-Using ICT for research and presentation purposes.
-Demonstrate the ability to work in a group and show leadership.
-Identify, analyse and apply a wide range of data to formulate and solve problems.
-Ability to bring analytical and research skills to bear on the formulation and design of proposals.
Teaching and learning methods
Weekly seminars of 1.5 hours, most of these being wholly or partly student-led.
Blackboard will be used for (a) communication of course information; (b) links to digitized texts and other online materials; (c) discussion fora to facilitate interaction between weekly meetings. The essay will be submitted online via Turnitin on BB.
Website and video links available via Blackboard
Essay : 4,000 words
Keith Michael Baker, Inventing the French Revolution (Cambridge, 1990)
Terence Ball, James Farr and Russell L. Hanson (eds), Political Innovation and Conceptual Change (Cambridge, 1989)
Reinhart Koselleck, The Practice of Conceptual History: Timing History, Spacing Concepts (Stanford, 2002)
Samuel Moyn, The Last Utopia: Human Rights in History (London, 2010)
Samuel Moyn and Andrew Santori (eds), Global Intellectual History (New York, 2013)
J.G.A. Pocock, Political Thought and History: Essays on Theory and Method (Cambridge, 2009)
Melvin Richter, The History of Political and Social Concepts: A Critical Introduction (New York, 1995)
Pierre Rosanvallon, Democracy Past and Future (New York, 2006)
Quentin Skinner, Visions of Politics, vol 1 (Cambridge, 2002)
|Independent study hours|
|Thomas Tunstall Allcock||Unit coordinator|

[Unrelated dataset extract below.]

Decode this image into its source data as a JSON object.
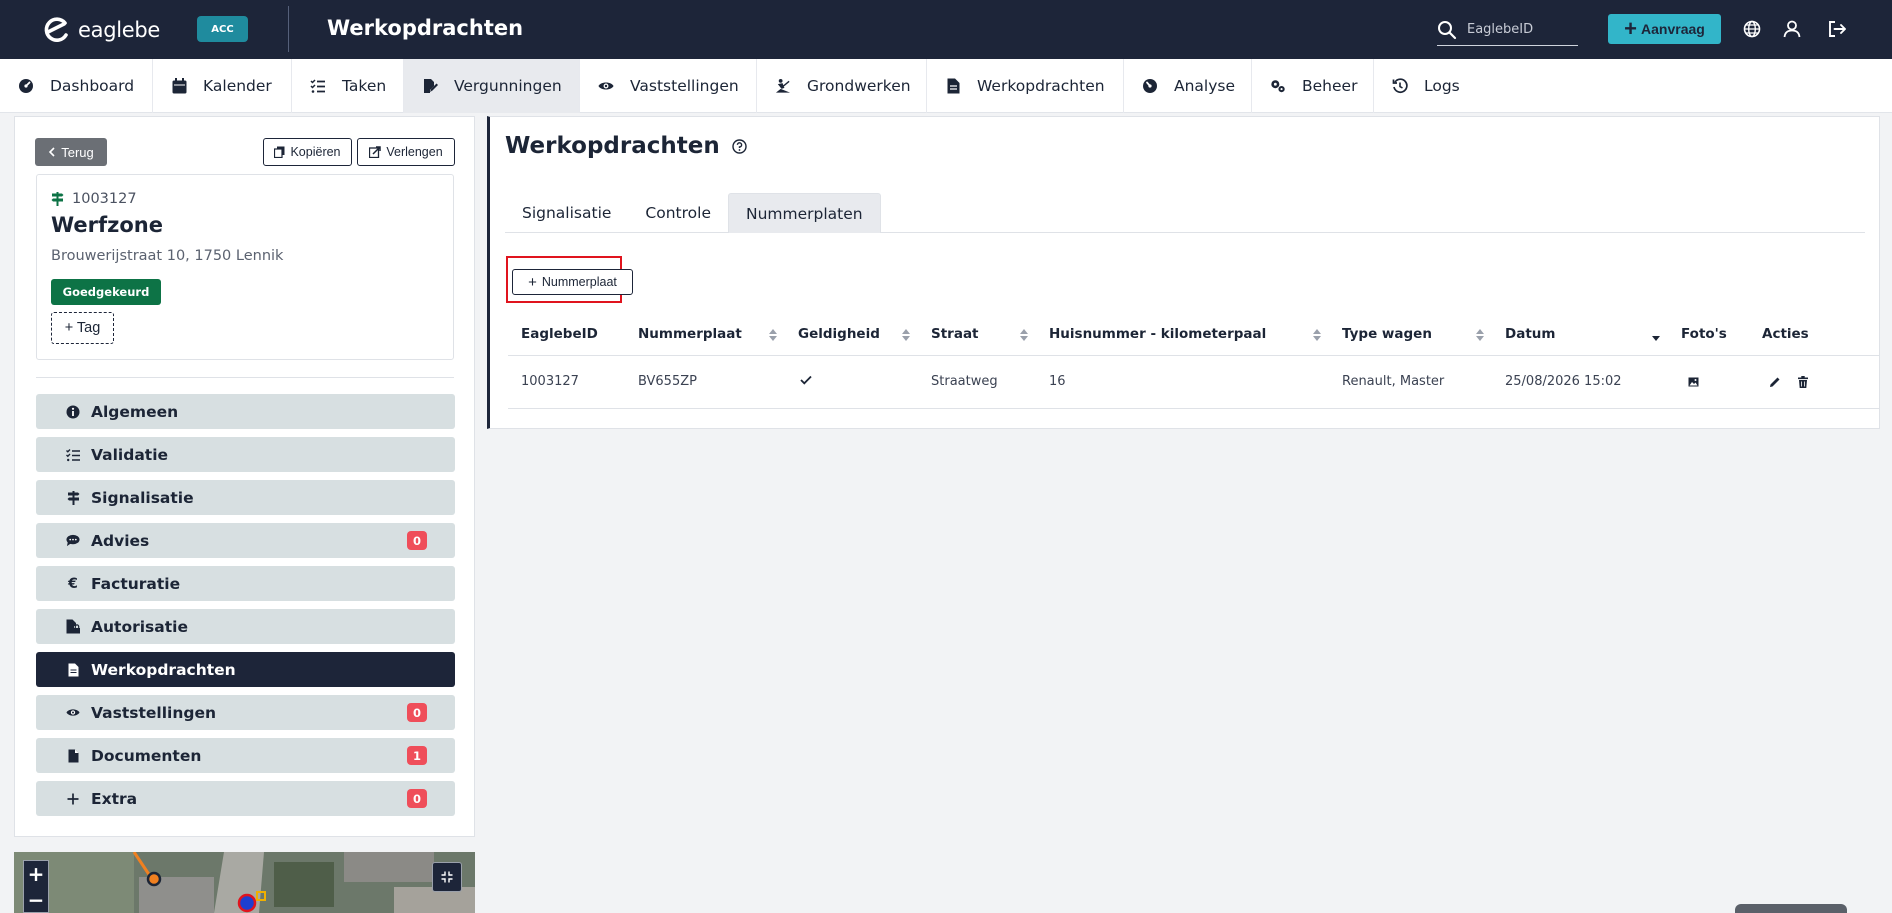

This course unit is about how new ways of thinking about politics emerge at critical moments of political change, and how political concepts change when they are translated from one context to another. It is aimed at students interested in political history broadly defined, and in intellectual history. Case-studies are typically taken from early modern and later modern Europe (including Britain) and from twentieth-century Africa and Latin America.
Pre-requisite units: None
Co-requisite units: None
Available as free choice: Yes